#### RECORD EXTRACTS
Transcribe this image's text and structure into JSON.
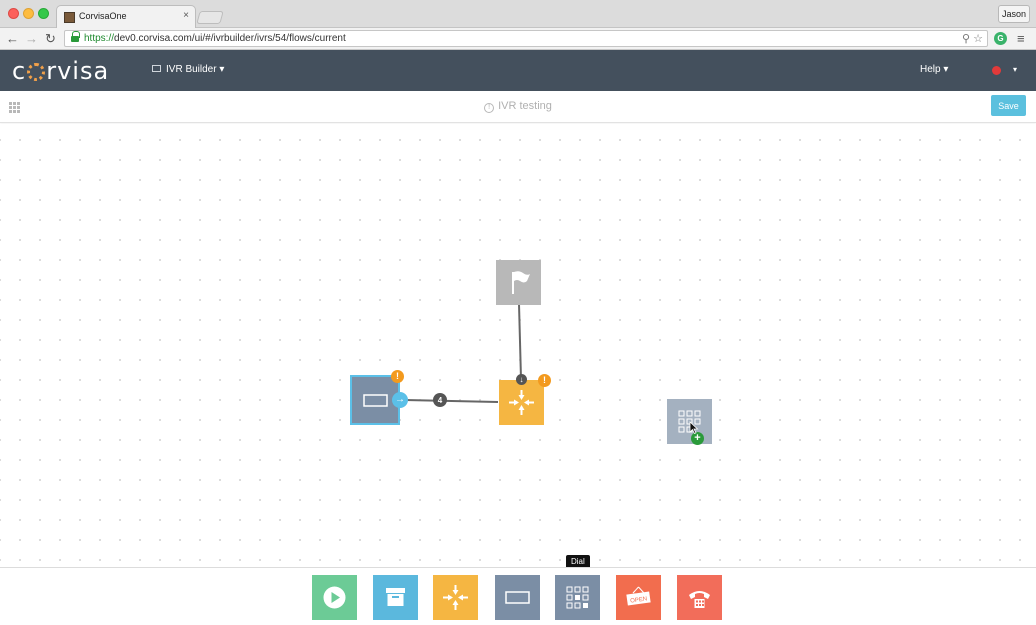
{
  "browser": {
    "tab_title": "CorvisaOne",
    "tab_close": "×",
    "user": "Jason",
    "url_scheme": "https://",
    "url_rest": "dev0.corvisa.com/ui/#/ivrbuilder/ivrs/54/flows/current",
    "nav_back": "←",
    "nav_forward": "→",
    "nav_reload": "↻",
    "url_icons": "⚲ ☆",
    "menu": "≡"
  },
  "app": {
    "logo_pre": "c",
    "logo_post": "rvisa",
    "module_label": "IVR Builder",
    "caret": "▾",
    "help_label": "Help",
    "status_color": "#e23a3a"
  },
  "flow": {
    "title": "IVR testing",
    "info_glyph": "!",
    "save_label": "Save"
  },
  "canvas": {
    "edge_label": "4",
    "warn_glyph": "!",
    "nodes": [
      {
        "name": "start-flag-node",
        "icon": "flag-icon",
        "color": "#b8b8b8"
      },
      {
        "name": "prompt-node",
        "icon": "rectangle-icon",
        "color": "#7b8ea5",
        "selected": true,
        "warning": true
      },
      {
        "name": "menu-node",
        "icon": "arrows-in-icon",
        "color": "#f5b642",
        "warning": true
      },
      {
        "name": "dial-node-dragging",
        "icon": "grid-icon",
        "color": "#a4b1c0",
        "adding": true
      }
    ]
  },
  "toolbar": {
    "tooltip": "Dial",
    "tools": [
      {
        "name": "play-tool",
        "icon": "play-icon",
        "color": "#6ccb96"
      },
      {
        "name": "archive-tool",
        "icon": "archive-icon",
        "color": "#5bb8dd"
      },
      {
        "name": "menu-tool",
        "icon": "arrows-in-icon",
        "color": "#f5b642"
      },
      {
        "name": "prompt-tool",
        "icon": "rectangle-icon",
        "color": "#7b8ea5"
      },
      {
        "name": "dial-tool",
        "icon": "grid-icon",
        "color": "#7b8ea5"
      },
      {
        "name": "hours-tool",
        "icon": "open-sign-icon",
        "color": "#f26d4e",
        "label": "OPEN"
      },
      {
        "name": "hangup-tool",
        "icon": "phone-icon",
        "color": "#f26d5a"
      }
    ]
  }
}
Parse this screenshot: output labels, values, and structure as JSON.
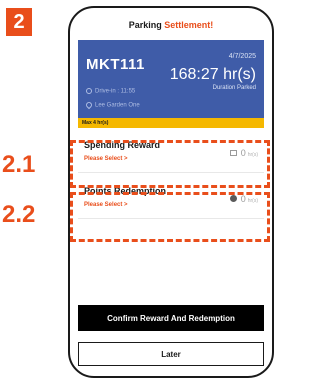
{
  "step_badge": "2",
  "annotations": {
    "a1": "2.1",
    "a2": "2.2"
  },
  "header": {
    "title_main": "Parking ",
    "title_accent": "Settlement!"
  },
  "parking": {
    "plate": "MKT111",
    "date": "4/7/2025",
    "duration": "168:27 hr(s)",
    "duration_label": "Duration Parked",
    "drive_in": "Drive-in : 11:55",
    "location": "Lee Garden One"
  },
  "max_strip": "Max 4 hr(s)",
  "rows": [
    {
      "title": "Spending Reward",
      "select": "Please Select >",
      "value": "0",
      "unit": "hr(s)",
      "icon": "ticket-icon"
    },
    {
      "title": "Points Redemption",
      "select": "Please Select >",
      "value": "0",
      "unit": "hr(s)",
      "icon": "coin-icon"
    }
  ],
  "buttons": {
    "confirm": "Confirm Reward And Redemption",
    "later": "Later"
  },
  "colors": {
    "accent": "#e94e1b",
    "card": "#3f5ca8",
    "strip": "#f5b800"
  }
}
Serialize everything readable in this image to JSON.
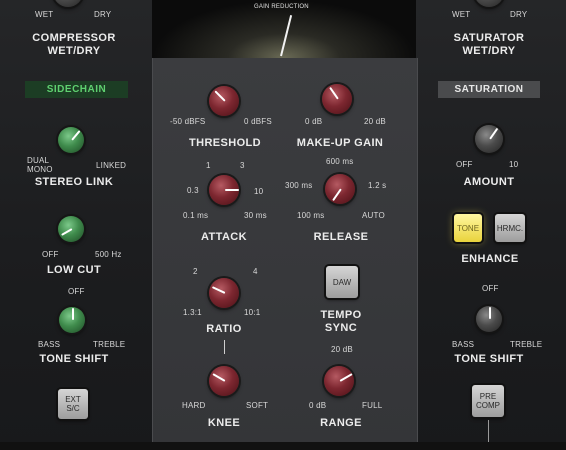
{
  "gain_reduction_label": "GAIN REDUCTION",
  "wet_dry_left": {
    "wet": "WET",
    "dry": "DRY",
    "title_line1": "COMPRESSOR",
    "title_line2": "WET/DRY"
  },
  "wet_dry_right": {
    "wet": "WET",
    "dry": "DRY",
    "title_line1": "SATURATOR",
    "title_line2": "WET/DRY"
  },
  "sidechain": {
    "header": "SIDECHAIN",
    "stereo_link": {
      "title": "STEREO LINK",
      "min_line1": "DUAL",
      "min_line2": "MONO",
      "max": "LINKED"
    },
    "low_cut": {
      "title": "LOW CUT",
      "min": "OFF",
      "max": "500 Hz"
    },
    "tone_shift": {
      "title": "TONE SHIFT",
      "top": "OFF",
      "min": "BASS",
      "max": "TREBLE"
    },
    "ext_sc": {
      "line1": "EXT",
      "line2": "S/C"
    }
  },
  "compressor": {
    "threshold": {
      "title": "THRESHOLD",
      "min": "-50 dBFS",
      "max": "0 dBFS"
    },
    "makeup": {
      "title": "MAKE-UP GAIN",
      "min": "0 dB",
      "max": "20 dB"
    },
    "attack": {
      "title": "ATTACK",
      "ticks": [
        "1",
        "3",
        "0.3",
        "10",
        "0.1 ms",
        "30 ms"
      ]
    },
    "release": {
      "title": "RELEASE",
      "ticks": [
        "600 ms",
        "300 ms",
        "1.2 s",
        "100 ms",
        "AUTO"
      ]
    },
    "ratio": {
      "title": "RATIO",
      "ticks": [
        "2",
        "4",
        "1.3:1",
        "10:1"
      ]
    },
    "tempo_sync": {
      "button": "DAW",
      "title_line1": "TEMPO",
      "title_line2": "SYNC"
    },
    "knee": {
      "title": "KNEE",
      "min": "HARD",
      "max": "SOFT"
    },
    "range": {
      "title": "RANGE",
      "top": "20 dB",
      "min": "0 dB",
      "max": "FULL"
    }
  },
  "saturation": {
    "header": "SATURATION",
    "amount": {
      "title": "AMOUNT",
      "min": "OFF",
      "max": "10"
    },
    "enhance": {
      "title": "ENHANCE",
      "tone": "TONE",
      "hrmc": "HRMC."
    },
    "tone_shift": {
      "title": "TONE SHIFT",
      "top": "OFF",
      "min": "BASS",
      "max": "TREBLE"
    },
    "pre_comp": {
      "line1": "PRE",
      "line2": "COMP"
    }
  },
  "colors": {
    "knob_red": "#7d2730",
    "knob_green": "#3f8b4c",
    "sidechain_header_text": "#5fd070",
    "enhance_active": "#e9d33c"
  }
}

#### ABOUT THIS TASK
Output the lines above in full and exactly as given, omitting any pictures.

#### RESULT
Transcribe this image's text and structure into JSON.
{
  "browser": {
    "tab_title": "CorvisaOne",
    "tab_close": "×",
    "user": "Jason",
    "url_scheme": "https://",
    "url_rest": "dev0.corvisa.com/ui/#/ivrbuilder/ivrs/54/flows/current",
    "nav_back": "←",
    "nav_forward": "→",
    "nav_reload": "↻",
    "url_icons": "⚲ ☆",
    "menu": "≡"
  },
  "app": {
    "logo_pre": "c",
    "logo_post": "rvisa",
    "module_label": "IVR Builder",
    "caret": "▾",
    "help_label": "Help",
    "status_color": "#e23a3a"
  },
  "flow": {
    "title": "IVR testing",
    "info_glyph": "!",
    "save_label": "Save"
  },
  "canvas": {
    "edge_label": "4",
    "warn_glyph": "!",
    "nodes": [
      {
        "name": "start-flag-node",
        "icon": "flag-icon",
        "color": "#b8b8b8"
      },
      {
        "name": "prompt-node",
        "icon": "rectangle-icon",
        "color": "#7b8ea5",
        "selected": true,
        "warning": true
      },
      {
        "name": "menu-node",
        "icon": "arrows-in-icon",
        "color": "#f5b642",
        "warning": true
      },
      {
        "name": "dial-node-dragging",
        "icon": "grid-icon",
        "color": "#a4b1c0",
        "adding": true
      }
    ]
  },
  "toolbar": {
    "tooltip": "Dial",
    "tools": [
      {
        "name": "play-tool",
        "icon": "play-icon",
        "color": "#6ccb96"
      },
      {
        "name": "archive-tool",
        "icon": "archive-icon",
        "color": "#5bb8dd"
      },
      {
        "name": "menu-tool",
        "icon": "arrows-in-icon",
        "color": "#f5b642"
      },
      {
        "name": "prompt-tool",
        "icon": "rectangle-icon",
        "color": "#7b8ea5"
      },
      {
        "name": "dial-tool",
        "icon": "grid-icon",
        "color": "#7b8ea5"
      },
      {
        "name": "hours-tool",
        "icon": "open-sign-icon",
        "color": "#f26d4e",
        "label": "OPEN"
      },
      {
        "name": "hangup-tool",
        "icon": "phone-icon",
        "color": "#f26d5a"
      }
    ]
  }
}
Parse this screenshot: output labels, values, and structure as JSON.
{
  "step_badge": "2",
  "annotations": {
    "a1": "2.1",
    "a2": "2.2"
  },
  "header": {
    "title_main": "Parking ",
    "title_accent": "Settlement!"
  },
  "parking": {
    "plate": "MKT111",
    "date": "4/7/2025",
    "duration": "168:27 hr(s)",
    "duration_label": "Duration Parked",
    "drive_in": "Drive-in : 11:55",
    "location": "Lee Garden One"
  },
  "max_strip": "Max 4 hr(s)",
  "rows": [
    {
      "title": "Spending Reward",
      "select": "Please Select >",
      "value": "0",
      "unit": "hr(s)",
      "icon": "ticket-icon"
    },
    {
      "title": "Points Redemption",
      "select": "Please Select >",
      "value": "0",
      "unit": "hr(s)",
      "icon": "coin-icon"
    }
  ],
  "buttons": {
    "confirm": "Confirm Reward And Redemption",
    "later": "Later"
  },
  "colors": {
    "accent": "#e94e1b",
    "card": "#3f5ca8",
    "strip": "#f5b800"
  }
}
Serialize everything readable in this image to JSON.
{
  "gain_reduction_label": "GAIN REDUCTION",
  "wet_dry_left": {
    "wet": "WET",
    "dry": "DRY",
    "title_line1": "COMPRESSOR",
    "title_line2": "WET/DRY"
  },
  "wet_dry_right": {
    "wet": "WET",
    "dry": "DRY",
    "title_line1": "SATURATOR",
    "title_line2": "WET/DRY"
  },
  "sidechain": {
    "header": "SIDECHAIN",
    "stereo_link": {
      "title": "STEREO LINK",
      "min_line1": "DUAL",
      "min_line2": "MONO",
      "max": "LINKED"
    },
    "low_cut": {
      "title": "LOW CUT",
      "min": "OFF",
      "max": "500 Hz"
    },
    "tone_shift": {
      "title": "TONE SHIFT",
      "top": "OFF",
      "min": "BASS",
      "max": "TREBLE"
    },
    "ext_sc": {
      "line1": "EXT",
      "line2": "S/C"
    }
  },
  "compressor": {
    "threshold": {
      "title": "THRESHOLD",
      "min": "-50 dBFS",
      "max": "0 dBFS"
    },
    "makeup": {
      "title": "MAKE-UP GAIN",
      "min": "0 dB",
      "max": "20 dB"
    },
    "attack": {
      "title": "ATTACK",
      "ticks": [
        "1",
        "3",
        "0.3",
        "10",
        "0.1 ms",
        "30 ms"
      ]
    },
    "release": {
      "title": "RELEASE",
      "ticks": [
        "600 ms",
        "300 ms",
        "1.2 s",
        "100 ms",
        "AUTO"
      ]
    },
    "ratio": {
      "title": "RATIO",
      "ticks": [
        "2",
        "4",
        "1.3:1",
        "10:1"
      ]
    },
    "tempo_sync": {
      "button": "DAW",
      "title_line1": "TEMPO",
      "title_line2": "SYNC"
    },
    "knee": {
      "title": "KNEE",
      "min": "HARD",
      "max": "SOFT"
    },
    "range": {
      "title": "RANGE",
      "top": "20 dB",
      "min": "0 dB",
      "max": "FULL"
    }
  },
  "saturation": {
    "header": "SATURATION",
    "amount": {
      "title": "AMOUNT",
      "min": "OFF",
      "max": "10"
    },
    "enhance": {
      "title": "ENHANCE",
      "tone": "TONE",
      "hrmc": "HRMC."
    },
    "tone_shift": {
      "title": "TONE SHIFT",
      "top": "OFF",
      "min": "BASS",
      "max": "TREBLE"
    },
    "pre_comp": {
      "line1": "PRE",
      "line2": "COMP"
    }
  },
  "colors": {
    "knob_red": "#7d2730",
    "knob_green": "#3f8b4c",
    "sidechain_header_text": "#5fd070",
    "enhance_active": "#e9d33c"
  }
}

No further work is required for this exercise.